"Oh, I'm sorry about that."
"So I'll be leaving in six months."
"Oh, I'm really sorry about that."
They tried everything from changing the chair his typists sat on to providing leaflets on contraception, but they came and went as regular as clockwork.
"Is Debbie pregnant?" I asked.
"Not yet," replied Brian, "I'll be sorry when she goes though."

We got to Debbie's desk. She had the latest PC, printer and copy of DisplayWrite 4 (shows how long ago this took place). "I was saving it and the file disappeared," she said.
"Not to worry," I replied in my best knight-in-shining armour voice, and I began to ferret around the PC to see what I could find. Now, I was never a fan of DW4, except that this particular evening it came up trumps. There was a way to recover lost files. A few key strokes later, there it was, just as Debbie had last seen it.

I was about to mount my charger and ride off into the night when I noticed something on the desk beside her. It was a printed copy of the March accounts. "Aren't these the March accounts," I pointed to the sheets of paper.
"Yes," said Brian, "Debbie's typing them."
"Why," I asked, "when they're already done?"

I won't repeat the conversation that then took place but I'll describe the accounts preparation process that I discovered taking place.
  1. The accountants prepared the accounts for each company in the group.
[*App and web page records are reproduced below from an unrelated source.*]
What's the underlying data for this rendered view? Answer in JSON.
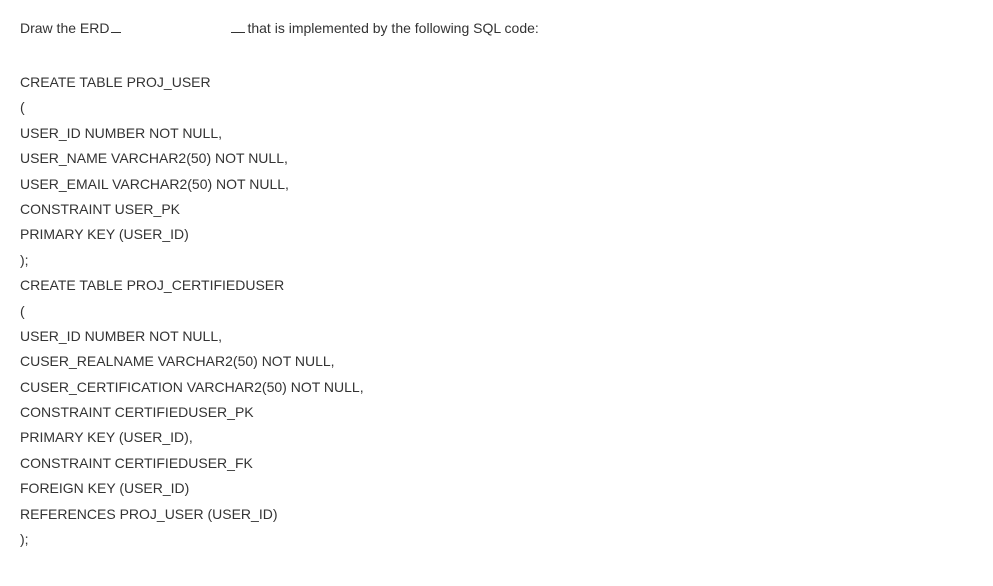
{
  "header": {
    "part1": "Draw the ERD",
    "part2": "that is implemented by the following SQL code:"
  },
  "code": {
    "lines": [
      "CREATE TABLE PROJ_USER",
      "(",
      "USER_ID NUMBER NOT NULL,",
      "USER_NAME VARCHAR2(50) NOT NULL,",
      "USER_EMAIL VARCHAR2(50) NOT NULL,",
      "CONSTRAINT USER_PK",
      "PRIMARY KEY (USER_ID)",
      ");",
      "CREATE TABLE PROJ_CERTIFIEDUSER",
      "(",
      "USER_ID NUMBER NOT NULL,",
      "CUSER_REALNAME VARCHAR2(50) NOT NULL,",
      "CUSER_CERTIFICATION VARCHAR2(50) NOT NULL,",
      "CONSTRAINT CERTIFIEDUSER_PK",
      "PRIMARY KEY (USER_ID),",
      "CONSTRAINT CERTIFIEDUSER_FK",
      "FOREIGN KEY (USER_ID)",
      "REFERENCES PROJ_USER (USER_ID)",
      ");"
    ]
  }
}
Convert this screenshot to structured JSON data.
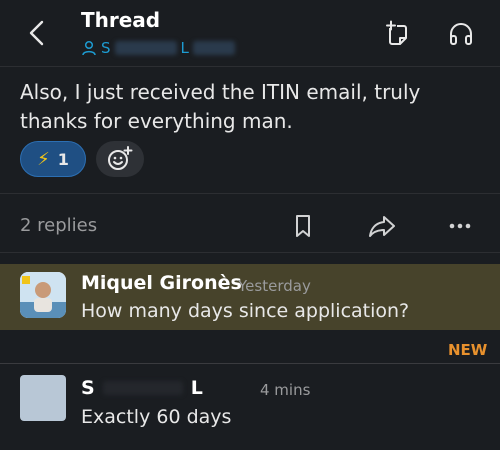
{
  "header": {
    "title": "Thread",
    "channel_first": "S",
    "channel_last": "L",
    "back_icon": "chevron-left-icon",
    "new_note_icon": "new-note-icon",
    "huddle_icon": "headphones-icon"
  },
  "message": {
    "text": "Also, I just received the ITIN email, truly thanks for everything man.",
    "reaction_emoji": "⚡",
    "reaction_count": "1",
    "add_reaction_icon": "add-reaction-icon"
  },
  "actions": {
    "replies": "2 replies",
    "bookmark_icon": "bookmark-icon",
    "share_icon": "share-icon",
    "more_icon": "more-icon"
  },
  "replies": [
    {
      "name": "Miquel Gironès",
      "time": "Yesterday",
      "text": "How many days since application?"
    },
    {
      "name_first": "S",
      "name_last": "L",
      "time": "4 mins",
      "text": "Exactly 60 days"
    }
  ],
  "new_label": "NEW",
  "colors": {
    "background": "#1a1d21",
    "highlight": "#47432b",
    "accent": "#1d9bd1",
    "new_badge": "#e8912d",
    "reaction_bg": "#1f4f83"
  }
}
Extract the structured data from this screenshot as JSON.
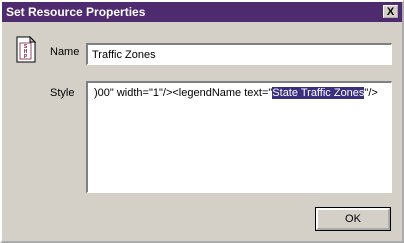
{
  "window": {
    "title": "Set Resource Properties",
    "close_label": "X"
  },
  "icon": {
    "name": "shp-file-icon",
    "text": "SHP"
  },
  "name_field": {
    "label": "Name",
    "value": "Traffic Zones"
  },
  "style_field": {
    "label": "Style",
    "text_before": ")00\" width=\"1\"/><legendName text=\"",
    "selected_text": "State Traffic Zones",
    "text_after": "\"/>"
  },
  "buttons": {
    "ok_label": "OK"
  }
}
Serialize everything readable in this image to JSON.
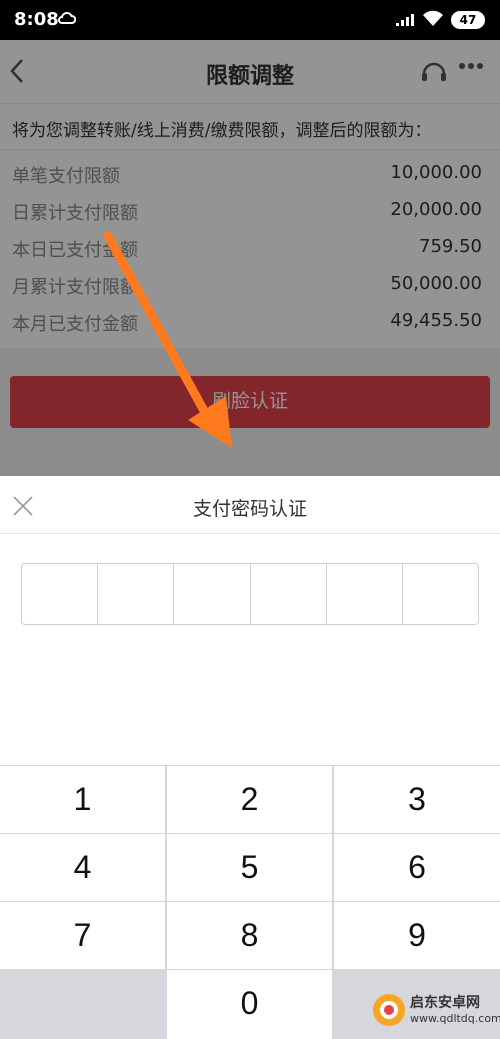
{
  "status": {
    "time": "8:08",
    "battery": "47"
  },
  "nav": {
    "title": "限额调整"
  },
  "notice": "将为您调整转账/线上消费/缴费限额，调整后的限额为：",
  "limits": [
    {
      "label": "单笔支付限额",
      "value": "10,000.00"
    },
    {
      "label": "日累计支付限额",
      "value": "20,000.00"
    },
    {
      "label": "本日已支付金额",
      "value": "759.50"
    },
    {
      "label": "月累计支付限额",
      "value": "50,000.00"
    },
    {
      "label": "本月已支付金额",
      "value": "49,455.50"
    }
  ],
  "face_button": "刷脸认证",
  "sheet": {
    "title": "支付密码认证"
  },
  "keypad": {
    "k1": "1",
    "k2": "2",
    "k3": "3",
    "k4": "4",
    "k5": "5",
    "k6": "6",
    "k7": "7",
    "k8": "8",
    "k9": "9",
    "k0": "0"
  },
  "watermark": {
    "name": "启东安卓网",
    "url": "www.qdltdq.com"
  },
  "colors": {
    "accent": "#e0434a",
    "arrow": "#ff7a1e",
    "keypad_bg": "#d5d7dc"
  }
}
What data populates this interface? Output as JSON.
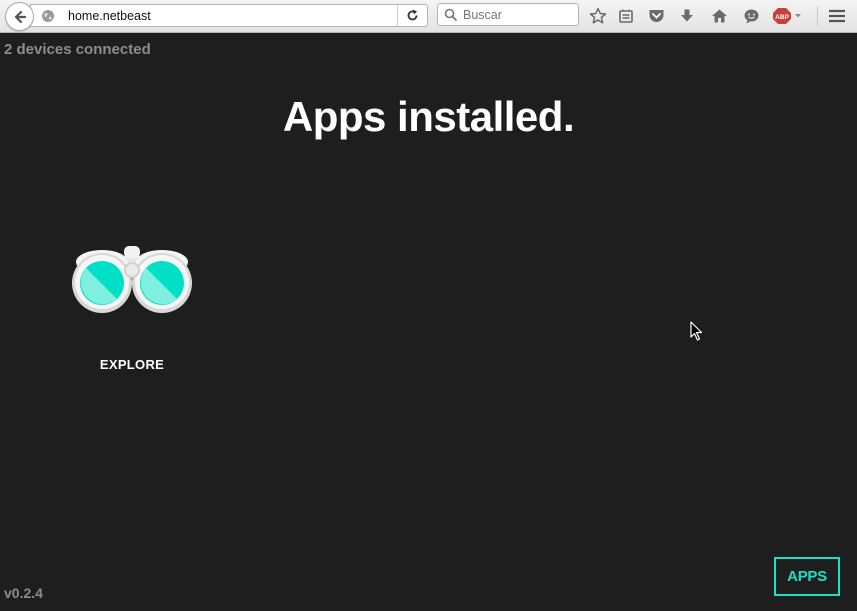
{
  "browser": {
    "url": "home.netbeast",
    "search_placeholder": "Buscar",
    "toolbar_icons": [
      "bookmark-star-icon",
      "reading-list-icon",
      "pocket-icon",
      "download-icon",
      "home-icon",
      "chat-icon",
      "adblock-icon",
      "hamburger-menu-icon"
    ],
    "adblock_label": "ABP"
  },
  "page": {
    "devices_status": "2 devices connected",
    "title": "Apps installed.",
    "apps": [
      {
        "name": "EXPLORE",
        "icon": "binoculars-icon"
      }
    ],
    "version": "v0.2.4",
    "apps_button": "APPS"
  },
  "colors": {
    "background": "#1e1e1e",
    "accent": "#1ce0c5",
    "muted_text": "#8c8c8c"
  }
}
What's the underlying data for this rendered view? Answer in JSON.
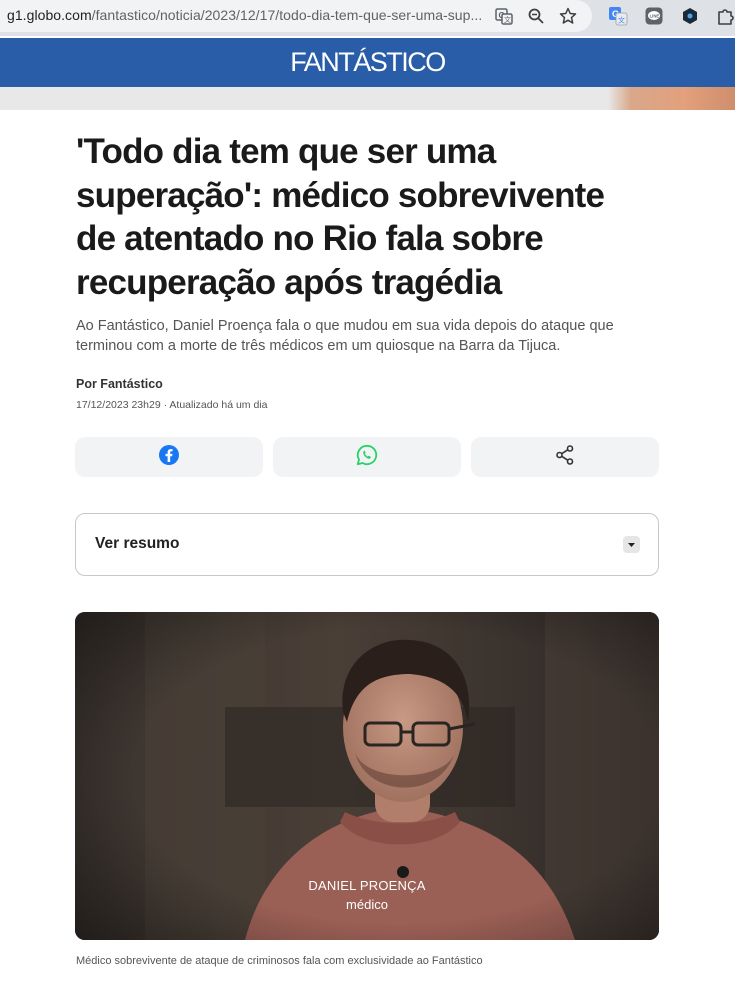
{
  "browser": {
    "url_host": "g1.globo.com",
    "url_path": "/fantastico/noticia/2023/12/17/todo-dia-tem-que-ser-uma-sup...",
    "icons": [
      "translate-icon",
      "zoom-icon",
      "bookmark-star-icon",
      "google-translate-extension-icon",
      "line-extension-icon",
      "hexagon-extension-icon",
      "puzzle-extension-icon"
    ]
  },
  "site": {
    "brand": "FANTÁSTICO",
    "header_color": "#2a5da8"
  },
  "article": {
    "headline": "'Todo dia tem que ser uma superação': médico sobrevivente de atentado no Rio fala sobre recuperação após tragédia",
    "subtitle": "Ao Fantástico, Daniel Proença fala o que mudou em sua vida depois do ataque que terminou com a morte de três médicos em um quiosque na Barra da Tijuca.",
    "byline": "Por Fantástico",
    "dateline": "17/12/2023 23h29 · Atualizado há um dia"
  },
  "share": {
    "buttons": [
      {
        "icon": "facebook-icon",
        "color": "#1877f2"
      },
      {
        "icon": "whatsapp-icon",
        "color": "#25d366"
      },
      {
        "icon": "share-icon",
        "color": "#333333"
      }
    ]
  },
  "summary": {
    "label": "Ver resumo"
  },
  "photo": {
    "overlay_name": "DANIEL PROENÇA",
    "overlay_role": "médico",
    "caption": "Médico sobrevivente de ataque de criminosos fala com exclusividade ao Fantástico"
  }
}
They prepared them using Lotus 123.
  2. Once the accountants were happy with the results they would print them.
  3. The printed copy was taken to a secretary who re-keyed them into DW4.
  4. A printed copy of the DW4 version, and the 123 printed version went back to the accountants for tick-checking.
  5. Errors in the typists re-keying were sent back for amendment etc, etc, etc.

When I asked why this happened I was told that the Finance Director (affectionately known as the "Big P"), didn't like the way the accountants printers output the data. Helpfully, I suggested that the accountants either get the same printer as the secretaries or they copy the data to a floppy (no networks in those days either) and print it out on a secretary's printer. I took a look at the faces around me. The expressions said it all - there was no room for innovation in the organisation. I should have known. My little department was a radical move that they never repeated.

A few years later I, along with most other people in the group who dealt with small systems, was made redundant. Not long after that, the subsidiary I worked for was allowed to "die". Shortly after that the parent compant was swallowed up by another bank reknowned for its innovative outlook towards IT.


Published: 17 January 2004
Last edited: 19 May 2008 16:30